▸ **What you have to do**
Please report every line in the entries that contains the string "number".
-.-.-
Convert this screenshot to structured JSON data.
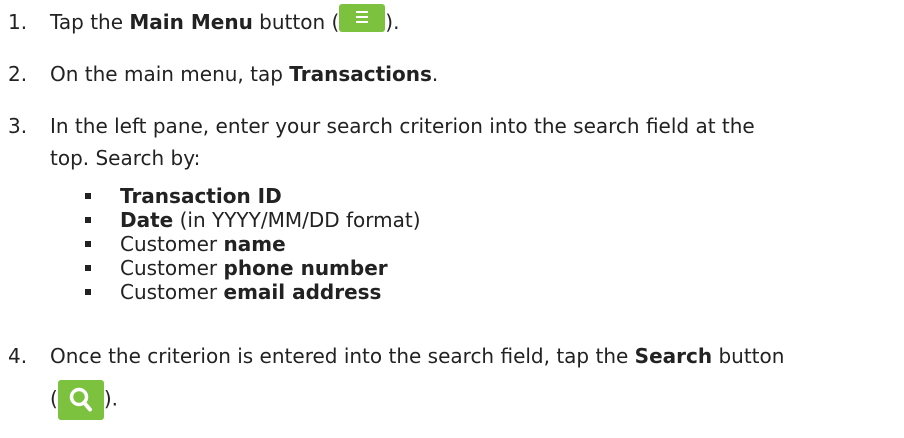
{
  "steps": [
    {
      "number": "1.",
      "before": "Tap the ",
      "bold": "Main Menu",
      "middle": " button (",
      "icon": "menu-icon",
      "after": ")."
    },
    {
      "number": "2.",
      "before": "On the main menu, tap ",
      "bold": "Transactions",
      "after": "."
    },
    {
      "number": "3.",
      "line1": "In the left pane, enter your search criterion into the search field at the",
      "line2": "top. Search by:"
    },
    {
      "number": "4.",
      "line1_before": "Once the criterion is entered into the search field, tap the ",
      "line1_bold": "Search",
      "line1_after": " button",
      "line2_open": "(",
      "icon": "search-icon",
      "line2_close": ")."
    }
  ],
  "search_by": [
    {
      "prefix": "",
      "bold": "Transaction ID",
      "suffix": ""
    },
    {
      "prefix": "",
      "bold": "Date",
      "suffix": " (in YYYY/MM/DD format)"
    },
    {
      "prefix": "Customer ",
      "bold": "name",
      "suffix": ""
    },
    {
      "prefix": "Customer ",
      "bold": "phone number",
      "suffix": ""
    },
    {
      "prefix": "Customer ",
      "bold": "email address",
      "suffix": ""
    }
  ],
  "colors": {
    "button_green": "#7cc23f",
    "text": "#222222"
  }
}
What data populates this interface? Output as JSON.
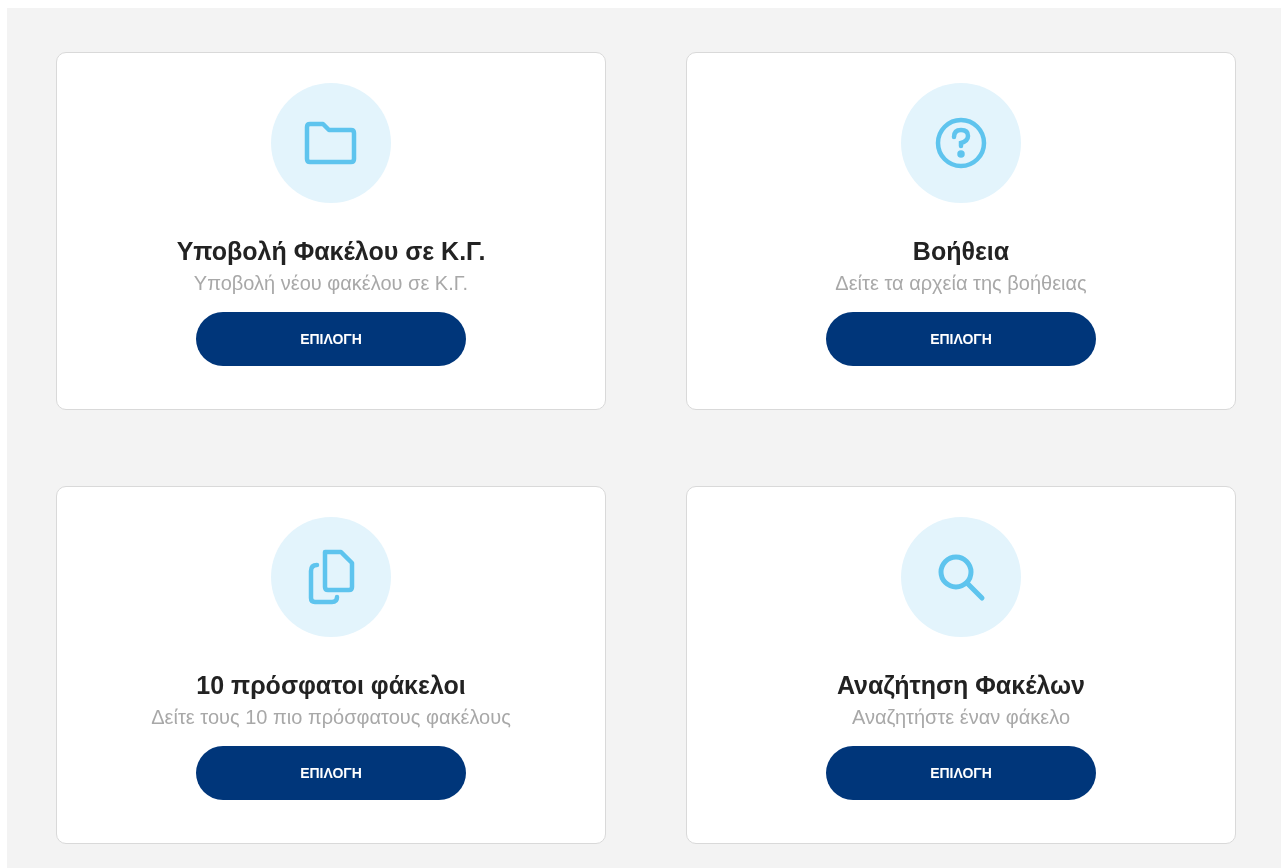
{
  "cards": [
    {
      "kind": "folder",
      "title": "Υποβολή Φακέλου σε Κ.Γ.",
      "subtitle": "Υποβολή νέου φακέλου σε Κ.Γ.",
      "button": "ΕΠΙΛΟΓΗ"
    },
    {
      "kind": "help",
      "title": "Βοήθεια",
      "subtitle": "Δείτε τα αρχεία της βοήθειας",
      "button": "ΕΠΙΛΟΓΗ"
    },
    {
      "kind": "copy",
      "title": "10 πρόσφατοι φάκελοι",
      "subtitle": "Δείτε τους 10 πιο πρόσφατους φακέλους",
      "button": "ΕΠΙΛΟΓΗ"
    },
    {
      "kind": "search",
      "title": "Αναζήτηση Φακέλων",
      "subtitle": "Αναζητήστε έναν φάκελο",
      "button": "ΕΠΙΛΟΓΗ"
    }
  ]
}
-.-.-
▸ **Result of this exercise**
      "number": "1.",
      "number": "2.",
      "number": "3.",
      "number": "4.",
      "bold": "phone number",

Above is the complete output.